When published in peer-reviewed journals or as subscription access articles, the journal requires that the copyright for the article published be transferred to the publisher, with the exception of particular situations. The author retains the rights to the intellectual property developed, patents, and data collected, and only the edited file becomes the property of the journals (20).

In practice, the use of copyrighted articles is considered by some an obstacle to the advancement of science because it limits the possibility of reading them to those who have subscriptions or pay for articles on demand (16). In this sense, recent initiatives such as Sci-Hub and ResearchGate have acted forcefully for the free online availability of scientific papers from closed bibliographic databases through unilateral copyright infringement (21,22).

Thus, sharing scientific articles, which scientists have done for centuries, has become much easier, allowing studies to quickly cross oceans and continents, reaching destinations that no longer depend on publishers and indexers to be found.

Contrary to such copyright breach initiatives, a manifesto was drafted by a coalliance of scientific editors including the American Chemical Society, the American Medical Association, the American Physiological Society, Atlantis Press, BMJ, Brill, Elsevier, Future Science Group, IEEE, IWA Publishing, KeAi Publishing, Oxford University Press, Portland Press (wholly owned by the Biochemical Society), Wiley, Wolters Kluwer, and World Scientific Publishing. This manifesto was accompanied by active internet monitoring and removal requests for texts available on global computer networks (21).

In case authors wish to maintain their rights to the article in its final format with guaranteed free access to it, they may also choose a free access publication or open access (18). In this case, the advantages of free distribution and greater numbers of references to studies culminate in the payment of fees that correspond to the editorial process (18,20). The initiative of SciELO is among the main initiatives in this context (23).

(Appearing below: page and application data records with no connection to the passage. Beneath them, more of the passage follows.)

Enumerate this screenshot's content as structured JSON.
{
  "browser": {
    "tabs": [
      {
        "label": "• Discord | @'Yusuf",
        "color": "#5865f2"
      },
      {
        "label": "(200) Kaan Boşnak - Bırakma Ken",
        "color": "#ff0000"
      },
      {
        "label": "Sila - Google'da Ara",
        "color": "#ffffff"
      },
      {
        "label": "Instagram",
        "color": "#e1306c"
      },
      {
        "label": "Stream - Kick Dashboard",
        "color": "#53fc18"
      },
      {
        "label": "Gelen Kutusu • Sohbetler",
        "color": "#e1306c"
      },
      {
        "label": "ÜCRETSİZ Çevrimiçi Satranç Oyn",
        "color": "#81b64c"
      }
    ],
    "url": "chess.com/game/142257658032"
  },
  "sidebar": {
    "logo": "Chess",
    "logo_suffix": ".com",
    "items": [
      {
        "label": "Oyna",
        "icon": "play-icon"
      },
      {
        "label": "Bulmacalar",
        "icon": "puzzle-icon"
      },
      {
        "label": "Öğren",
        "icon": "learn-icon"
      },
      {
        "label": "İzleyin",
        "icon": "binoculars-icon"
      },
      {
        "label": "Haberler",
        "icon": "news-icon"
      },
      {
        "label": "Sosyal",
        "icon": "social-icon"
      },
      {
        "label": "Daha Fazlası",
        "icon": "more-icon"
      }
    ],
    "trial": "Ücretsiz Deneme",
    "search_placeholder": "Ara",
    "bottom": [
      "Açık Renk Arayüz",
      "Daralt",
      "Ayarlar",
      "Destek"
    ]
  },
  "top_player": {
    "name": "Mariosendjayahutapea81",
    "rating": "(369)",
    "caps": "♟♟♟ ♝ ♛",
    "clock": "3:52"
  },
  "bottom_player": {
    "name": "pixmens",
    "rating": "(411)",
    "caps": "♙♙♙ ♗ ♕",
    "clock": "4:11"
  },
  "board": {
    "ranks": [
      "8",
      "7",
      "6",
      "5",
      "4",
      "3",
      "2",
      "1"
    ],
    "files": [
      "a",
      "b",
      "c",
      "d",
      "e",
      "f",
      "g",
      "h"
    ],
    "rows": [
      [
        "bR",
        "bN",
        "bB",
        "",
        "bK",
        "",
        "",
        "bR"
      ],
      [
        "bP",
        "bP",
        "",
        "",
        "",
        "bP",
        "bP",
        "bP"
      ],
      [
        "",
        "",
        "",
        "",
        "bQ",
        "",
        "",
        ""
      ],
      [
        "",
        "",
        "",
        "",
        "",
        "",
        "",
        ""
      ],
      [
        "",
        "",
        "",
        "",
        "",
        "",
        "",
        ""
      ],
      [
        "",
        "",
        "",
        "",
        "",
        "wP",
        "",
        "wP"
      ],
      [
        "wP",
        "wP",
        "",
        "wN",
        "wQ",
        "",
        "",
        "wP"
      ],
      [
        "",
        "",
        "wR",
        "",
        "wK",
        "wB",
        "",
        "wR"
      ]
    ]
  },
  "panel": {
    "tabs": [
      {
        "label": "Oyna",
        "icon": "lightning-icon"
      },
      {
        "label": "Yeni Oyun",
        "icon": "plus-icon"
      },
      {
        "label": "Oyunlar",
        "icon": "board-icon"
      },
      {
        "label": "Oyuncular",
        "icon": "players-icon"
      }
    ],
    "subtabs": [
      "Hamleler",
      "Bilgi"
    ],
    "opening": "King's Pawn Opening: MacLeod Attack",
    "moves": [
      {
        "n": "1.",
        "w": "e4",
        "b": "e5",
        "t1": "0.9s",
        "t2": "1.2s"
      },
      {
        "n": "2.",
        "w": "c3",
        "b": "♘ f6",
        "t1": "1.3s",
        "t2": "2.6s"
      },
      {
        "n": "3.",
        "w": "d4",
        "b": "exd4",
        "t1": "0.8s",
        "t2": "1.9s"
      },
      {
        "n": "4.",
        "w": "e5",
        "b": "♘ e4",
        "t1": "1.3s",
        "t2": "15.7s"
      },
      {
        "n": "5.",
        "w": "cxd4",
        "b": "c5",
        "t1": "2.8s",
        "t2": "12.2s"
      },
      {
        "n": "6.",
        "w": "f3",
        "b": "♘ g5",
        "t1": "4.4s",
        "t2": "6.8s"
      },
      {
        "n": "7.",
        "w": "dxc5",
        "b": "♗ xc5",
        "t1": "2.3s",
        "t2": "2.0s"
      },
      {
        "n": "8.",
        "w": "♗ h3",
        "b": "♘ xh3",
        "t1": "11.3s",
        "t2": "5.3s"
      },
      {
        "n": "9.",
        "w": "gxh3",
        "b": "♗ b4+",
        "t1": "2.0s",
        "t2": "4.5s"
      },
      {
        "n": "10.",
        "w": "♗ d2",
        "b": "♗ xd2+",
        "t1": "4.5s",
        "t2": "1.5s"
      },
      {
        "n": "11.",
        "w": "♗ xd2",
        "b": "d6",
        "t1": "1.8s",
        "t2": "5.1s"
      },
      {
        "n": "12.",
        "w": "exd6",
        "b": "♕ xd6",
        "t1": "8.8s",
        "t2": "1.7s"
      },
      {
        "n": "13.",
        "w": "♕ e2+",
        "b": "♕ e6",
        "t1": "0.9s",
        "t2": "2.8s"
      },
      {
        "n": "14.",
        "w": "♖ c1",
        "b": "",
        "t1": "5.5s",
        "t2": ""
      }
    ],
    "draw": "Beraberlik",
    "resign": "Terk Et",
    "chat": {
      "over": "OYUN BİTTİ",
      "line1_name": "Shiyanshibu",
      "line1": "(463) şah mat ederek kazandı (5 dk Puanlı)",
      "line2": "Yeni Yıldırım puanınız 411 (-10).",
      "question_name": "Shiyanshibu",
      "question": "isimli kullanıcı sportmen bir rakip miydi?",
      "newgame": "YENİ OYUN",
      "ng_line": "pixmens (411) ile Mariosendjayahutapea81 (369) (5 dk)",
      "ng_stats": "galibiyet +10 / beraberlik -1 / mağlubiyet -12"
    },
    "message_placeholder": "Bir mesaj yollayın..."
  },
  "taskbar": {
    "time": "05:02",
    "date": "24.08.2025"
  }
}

While some journals work only with open or closed systems, several others allow authors to choose the type they wish to use (18,20). If authors choose open access, they assume the costs or remain in the closed system.

Thus, the evaluation of the selection criteria of authors should be well founded and performed so that everyone can list their participation in the text and respond consciously to all legal matters the work may entail.